## TASK REQUIREMENTS
Looking through the entries, count each line where the string "Referrals" occurs, and write only the total.

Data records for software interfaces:
BEGIN
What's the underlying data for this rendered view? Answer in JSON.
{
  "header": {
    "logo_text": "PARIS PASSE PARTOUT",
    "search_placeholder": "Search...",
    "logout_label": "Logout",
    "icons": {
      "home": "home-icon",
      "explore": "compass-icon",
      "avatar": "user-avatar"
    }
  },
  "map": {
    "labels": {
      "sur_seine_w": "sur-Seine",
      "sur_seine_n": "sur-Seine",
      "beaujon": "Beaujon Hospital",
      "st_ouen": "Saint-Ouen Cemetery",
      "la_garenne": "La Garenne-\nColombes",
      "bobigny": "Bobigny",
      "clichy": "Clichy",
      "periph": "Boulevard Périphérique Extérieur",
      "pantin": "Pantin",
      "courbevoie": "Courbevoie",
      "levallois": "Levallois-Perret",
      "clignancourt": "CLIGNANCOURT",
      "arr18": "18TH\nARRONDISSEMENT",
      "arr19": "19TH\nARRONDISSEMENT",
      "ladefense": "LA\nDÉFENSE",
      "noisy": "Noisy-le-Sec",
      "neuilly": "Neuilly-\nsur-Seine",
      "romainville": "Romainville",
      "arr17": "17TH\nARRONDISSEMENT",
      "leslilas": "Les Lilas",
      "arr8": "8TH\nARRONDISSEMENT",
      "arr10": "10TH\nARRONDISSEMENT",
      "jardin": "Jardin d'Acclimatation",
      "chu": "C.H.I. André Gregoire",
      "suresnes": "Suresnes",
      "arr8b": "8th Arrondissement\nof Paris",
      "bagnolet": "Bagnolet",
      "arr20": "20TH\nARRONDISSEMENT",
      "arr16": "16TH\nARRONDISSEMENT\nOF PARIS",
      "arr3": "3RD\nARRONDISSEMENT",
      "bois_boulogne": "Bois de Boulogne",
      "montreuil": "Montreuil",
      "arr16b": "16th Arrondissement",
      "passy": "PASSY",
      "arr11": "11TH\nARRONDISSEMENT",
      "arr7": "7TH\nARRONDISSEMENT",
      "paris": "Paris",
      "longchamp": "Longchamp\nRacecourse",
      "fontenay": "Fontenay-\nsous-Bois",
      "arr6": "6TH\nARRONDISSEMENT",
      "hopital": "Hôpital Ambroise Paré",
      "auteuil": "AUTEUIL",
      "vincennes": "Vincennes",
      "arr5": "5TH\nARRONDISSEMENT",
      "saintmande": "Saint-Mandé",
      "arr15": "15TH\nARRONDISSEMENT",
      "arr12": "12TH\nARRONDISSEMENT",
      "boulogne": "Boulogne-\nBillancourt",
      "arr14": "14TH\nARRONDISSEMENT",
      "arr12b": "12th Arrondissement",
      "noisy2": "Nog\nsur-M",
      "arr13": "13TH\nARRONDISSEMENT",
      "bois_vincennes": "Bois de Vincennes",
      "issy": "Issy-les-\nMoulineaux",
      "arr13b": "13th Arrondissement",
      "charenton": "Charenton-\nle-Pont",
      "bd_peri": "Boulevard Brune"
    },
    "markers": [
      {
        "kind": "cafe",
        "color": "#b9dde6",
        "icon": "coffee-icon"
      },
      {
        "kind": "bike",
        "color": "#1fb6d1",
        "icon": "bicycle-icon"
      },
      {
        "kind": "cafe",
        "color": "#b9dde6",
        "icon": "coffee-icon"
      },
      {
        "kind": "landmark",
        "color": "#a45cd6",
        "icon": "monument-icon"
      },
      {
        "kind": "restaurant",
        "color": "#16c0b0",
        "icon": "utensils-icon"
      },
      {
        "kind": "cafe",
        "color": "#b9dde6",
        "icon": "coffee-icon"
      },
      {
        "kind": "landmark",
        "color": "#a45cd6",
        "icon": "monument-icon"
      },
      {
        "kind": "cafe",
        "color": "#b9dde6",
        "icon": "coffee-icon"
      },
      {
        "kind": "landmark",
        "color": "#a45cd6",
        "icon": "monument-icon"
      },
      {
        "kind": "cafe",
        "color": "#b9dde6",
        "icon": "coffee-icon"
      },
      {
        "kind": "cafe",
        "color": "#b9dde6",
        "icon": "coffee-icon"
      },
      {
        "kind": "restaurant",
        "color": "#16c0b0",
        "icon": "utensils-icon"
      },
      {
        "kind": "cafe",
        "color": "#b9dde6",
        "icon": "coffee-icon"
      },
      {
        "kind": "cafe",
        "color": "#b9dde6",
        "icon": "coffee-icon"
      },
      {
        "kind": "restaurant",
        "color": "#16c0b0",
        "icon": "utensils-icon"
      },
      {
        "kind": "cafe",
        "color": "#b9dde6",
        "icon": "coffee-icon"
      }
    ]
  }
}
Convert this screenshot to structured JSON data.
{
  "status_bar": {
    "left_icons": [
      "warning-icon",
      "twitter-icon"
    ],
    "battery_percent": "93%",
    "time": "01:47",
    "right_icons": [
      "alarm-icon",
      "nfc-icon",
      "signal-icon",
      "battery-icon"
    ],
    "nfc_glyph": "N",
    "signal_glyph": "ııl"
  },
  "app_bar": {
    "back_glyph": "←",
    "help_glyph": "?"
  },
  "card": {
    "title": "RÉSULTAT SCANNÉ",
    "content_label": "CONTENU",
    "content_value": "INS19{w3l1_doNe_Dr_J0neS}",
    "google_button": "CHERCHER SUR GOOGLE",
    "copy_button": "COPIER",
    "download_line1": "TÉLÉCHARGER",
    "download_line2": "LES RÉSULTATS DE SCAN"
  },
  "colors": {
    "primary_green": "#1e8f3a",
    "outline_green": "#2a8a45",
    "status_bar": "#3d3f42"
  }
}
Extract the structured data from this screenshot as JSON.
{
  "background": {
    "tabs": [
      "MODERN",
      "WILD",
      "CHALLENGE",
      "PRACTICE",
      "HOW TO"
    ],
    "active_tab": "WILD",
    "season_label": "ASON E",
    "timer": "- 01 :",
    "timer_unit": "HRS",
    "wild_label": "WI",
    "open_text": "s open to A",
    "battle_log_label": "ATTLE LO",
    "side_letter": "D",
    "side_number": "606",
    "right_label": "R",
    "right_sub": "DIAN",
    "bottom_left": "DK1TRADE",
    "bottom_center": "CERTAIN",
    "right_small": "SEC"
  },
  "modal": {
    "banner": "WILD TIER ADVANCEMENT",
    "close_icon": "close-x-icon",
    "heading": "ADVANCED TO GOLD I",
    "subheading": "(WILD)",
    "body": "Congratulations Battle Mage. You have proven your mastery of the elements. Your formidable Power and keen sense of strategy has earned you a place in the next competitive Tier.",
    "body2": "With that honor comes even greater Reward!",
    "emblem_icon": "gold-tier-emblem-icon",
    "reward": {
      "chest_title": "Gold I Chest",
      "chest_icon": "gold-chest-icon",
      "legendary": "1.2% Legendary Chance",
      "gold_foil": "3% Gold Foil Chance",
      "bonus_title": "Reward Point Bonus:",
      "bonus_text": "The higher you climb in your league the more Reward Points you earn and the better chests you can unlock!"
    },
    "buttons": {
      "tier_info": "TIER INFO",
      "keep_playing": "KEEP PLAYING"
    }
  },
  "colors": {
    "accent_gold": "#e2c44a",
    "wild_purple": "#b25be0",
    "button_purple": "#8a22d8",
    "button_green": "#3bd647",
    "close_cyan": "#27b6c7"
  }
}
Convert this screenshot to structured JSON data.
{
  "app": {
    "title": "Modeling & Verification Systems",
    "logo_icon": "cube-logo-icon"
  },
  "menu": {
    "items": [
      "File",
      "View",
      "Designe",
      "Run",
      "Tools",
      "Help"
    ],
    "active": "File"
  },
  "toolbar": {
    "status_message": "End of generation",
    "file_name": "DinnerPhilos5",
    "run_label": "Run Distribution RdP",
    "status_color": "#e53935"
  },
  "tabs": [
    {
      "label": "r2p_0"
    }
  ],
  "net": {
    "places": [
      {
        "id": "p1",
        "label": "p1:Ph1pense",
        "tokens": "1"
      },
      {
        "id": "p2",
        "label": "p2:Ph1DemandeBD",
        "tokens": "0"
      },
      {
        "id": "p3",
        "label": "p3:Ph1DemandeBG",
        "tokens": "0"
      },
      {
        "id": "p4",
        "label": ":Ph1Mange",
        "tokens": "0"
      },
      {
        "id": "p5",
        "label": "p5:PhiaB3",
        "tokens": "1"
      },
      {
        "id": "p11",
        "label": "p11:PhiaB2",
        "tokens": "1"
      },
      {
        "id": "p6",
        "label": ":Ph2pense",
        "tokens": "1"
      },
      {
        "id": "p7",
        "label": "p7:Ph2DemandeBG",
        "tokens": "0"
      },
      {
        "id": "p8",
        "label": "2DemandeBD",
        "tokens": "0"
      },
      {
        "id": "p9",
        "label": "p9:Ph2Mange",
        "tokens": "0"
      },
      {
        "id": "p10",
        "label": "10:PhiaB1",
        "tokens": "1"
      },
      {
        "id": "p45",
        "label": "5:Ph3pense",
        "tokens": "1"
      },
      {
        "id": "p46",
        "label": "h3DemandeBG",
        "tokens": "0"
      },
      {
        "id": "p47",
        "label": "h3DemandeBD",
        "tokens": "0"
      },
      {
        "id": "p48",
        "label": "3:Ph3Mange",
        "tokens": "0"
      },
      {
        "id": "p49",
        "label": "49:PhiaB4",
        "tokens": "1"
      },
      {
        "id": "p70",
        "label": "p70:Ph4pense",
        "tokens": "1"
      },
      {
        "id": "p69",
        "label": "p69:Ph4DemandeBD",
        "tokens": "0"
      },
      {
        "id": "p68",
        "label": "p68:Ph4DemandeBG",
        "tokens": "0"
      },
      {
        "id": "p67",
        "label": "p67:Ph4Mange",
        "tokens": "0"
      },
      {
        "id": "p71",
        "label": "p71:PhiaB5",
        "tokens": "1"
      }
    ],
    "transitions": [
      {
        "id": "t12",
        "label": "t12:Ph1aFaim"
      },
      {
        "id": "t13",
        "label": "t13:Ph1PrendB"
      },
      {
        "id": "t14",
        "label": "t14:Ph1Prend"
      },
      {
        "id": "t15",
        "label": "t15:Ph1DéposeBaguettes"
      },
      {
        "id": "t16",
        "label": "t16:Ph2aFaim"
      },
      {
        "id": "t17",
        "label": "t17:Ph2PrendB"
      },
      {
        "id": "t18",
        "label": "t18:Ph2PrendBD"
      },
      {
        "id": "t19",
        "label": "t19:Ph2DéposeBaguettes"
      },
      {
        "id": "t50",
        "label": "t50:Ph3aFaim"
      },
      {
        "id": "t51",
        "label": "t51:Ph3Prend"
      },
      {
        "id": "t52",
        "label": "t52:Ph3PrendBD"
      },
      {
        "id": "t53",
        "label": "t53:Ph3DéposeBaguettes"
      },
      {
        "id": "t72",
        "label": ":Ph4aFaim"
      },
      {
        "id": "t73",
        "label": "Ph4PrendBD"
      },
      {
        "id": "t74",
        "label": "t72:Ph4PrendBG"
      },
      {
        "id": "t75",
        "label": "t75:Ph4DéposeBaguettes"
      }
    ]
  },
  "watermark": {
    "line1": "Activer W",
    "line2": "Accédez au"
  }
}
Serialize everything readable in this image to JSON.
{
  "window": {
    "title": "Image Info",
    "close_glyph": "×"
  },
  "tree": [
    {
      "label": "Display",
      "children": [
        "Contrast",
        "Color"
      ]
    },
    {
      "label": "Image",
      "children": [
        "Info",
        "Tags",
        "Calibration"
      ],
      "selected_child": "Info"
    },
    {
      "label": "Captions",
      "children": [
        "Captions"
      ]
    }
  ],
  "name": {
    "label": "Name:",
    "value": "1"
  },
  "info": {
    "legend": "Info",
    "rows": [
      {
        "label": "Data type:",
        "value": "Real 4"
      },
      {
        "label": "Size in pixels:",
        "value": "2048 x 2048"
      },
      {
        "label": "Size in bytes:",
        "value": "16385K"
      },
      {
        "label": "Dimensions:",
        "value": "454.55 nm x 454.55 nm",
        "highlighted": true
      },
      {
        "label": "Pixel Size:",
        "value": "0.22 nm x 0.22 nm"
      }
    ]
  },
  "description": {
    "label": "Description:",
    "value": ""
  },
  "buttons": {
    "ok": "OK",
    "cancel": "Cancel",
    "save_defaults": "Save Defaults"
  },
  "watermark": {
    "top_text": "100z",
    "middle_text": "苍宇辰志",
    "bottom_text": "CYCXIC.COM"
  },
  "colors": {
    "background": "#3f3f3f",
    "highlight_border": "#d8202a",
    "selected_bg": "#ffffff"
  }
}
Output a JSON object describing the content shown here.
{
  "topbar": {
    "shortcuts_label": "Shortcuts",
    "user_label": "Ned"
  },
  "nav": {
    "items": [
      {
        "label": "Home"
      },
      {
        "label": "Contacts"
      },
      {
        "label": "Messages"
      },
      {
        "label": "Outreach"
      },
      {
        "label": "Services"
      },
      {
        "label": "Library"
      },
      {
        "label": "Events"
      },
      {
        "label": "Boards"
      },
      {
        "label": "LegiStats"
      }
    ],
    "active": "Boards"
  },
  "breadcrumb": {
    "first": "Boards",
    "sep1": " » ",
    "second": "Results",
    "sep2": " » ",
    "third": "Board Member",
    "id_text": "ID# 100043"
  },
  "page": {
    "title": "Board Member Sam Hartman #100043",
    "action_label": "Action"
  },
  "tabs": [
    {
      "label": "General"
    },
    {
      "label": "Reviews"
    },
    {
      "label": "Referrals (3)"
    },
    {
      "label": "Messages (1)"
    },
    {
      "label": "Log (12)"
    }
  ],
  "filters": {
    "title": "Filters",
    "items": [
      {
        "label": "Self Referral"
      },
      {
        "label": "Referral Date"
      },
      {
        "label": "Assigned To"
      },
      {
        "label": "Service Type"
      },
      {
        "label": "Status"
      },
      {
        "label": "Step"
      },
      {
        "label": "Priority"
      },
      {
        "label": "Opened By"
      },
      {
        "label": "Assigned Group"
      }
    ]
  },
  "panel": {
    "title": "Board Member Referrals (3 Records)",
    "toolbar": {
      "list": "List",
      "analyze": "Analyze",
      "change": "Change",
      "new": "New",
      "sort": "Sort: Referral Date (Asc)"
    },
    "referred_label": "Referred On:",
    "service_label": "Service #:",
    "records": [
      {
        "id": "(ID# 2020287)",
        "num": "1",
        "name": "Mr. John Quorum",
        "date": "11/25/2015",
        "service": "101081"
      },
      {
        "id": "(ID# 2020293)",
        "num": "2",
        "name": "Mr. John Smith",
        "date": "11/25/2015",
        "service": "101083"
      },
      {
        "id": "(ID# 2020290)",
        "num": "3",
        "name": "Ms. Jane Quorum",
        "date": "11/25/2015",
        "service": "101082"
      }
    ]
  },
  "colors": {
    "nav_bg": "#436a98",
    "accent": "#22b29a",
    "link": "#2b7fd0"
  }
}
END
## PROBLEM SOLUTION
2